After more than two decades, the final part of the master plan for London's Canary Wharf is finally taking shape with the construction of a 20-storey tower at 25 Churchill Place.
The latest addition to the Docklands skyline, announced yesterday, will add another 500,000 square feet of office space, half of which is already pre-let to the European Medicines Agency (EMA). And, despite the economic storm clouds darkening the horizon, developer Canary Wharf Group (CWG) is confident that by the time the building opens its doors in 2014, the rest of the space will also be filled.
Docklands offices are already 97 per cent let, the company says, and demand will spike in the medium term as shortages caused by the development hiatus from the 2008 financial crisis hits.
"Going ahead with Churchill Place is a vote of confidence in Canary Wharf," a spokesman for CWG said. "There's always boom and bust in the London property market, and we're expecting a shortage in 2013-14."
London's commercial property market is proving resilient in the face of growing global uncertainty. According to Investment Property Databank, capital growth in the sector nationwide slowed to 0.4 per cent in the second quarter, the lowest rate since 2009. But London is roaring on at 2.3 per cent.
Office construction across London is also swinging back after the downturn, with 6.4 million sq ft now under construction, compared with 2.7 million six months ago, according toDeloitte's most recent Cranes survey.
For Docklands, the tower at 25 Churchill Place is the last piece in the development begun in 1988. Since then, the area has been transformed beyond recognition. What was once an industrial wasteland of disused warehouses and derelict waterways is now a second financial centre, home to 35 new buildings and 95,000 workers.

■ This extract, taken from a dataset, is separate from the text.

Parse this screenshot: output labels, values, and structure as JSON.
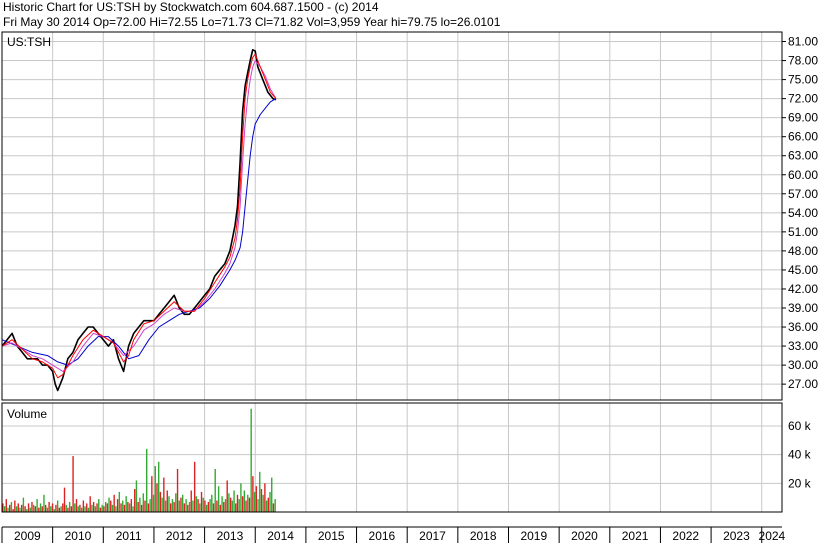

There is another 10million square feet of land adjacent to the existing Docklands site, with planning consent in place for more buildings.Reuse content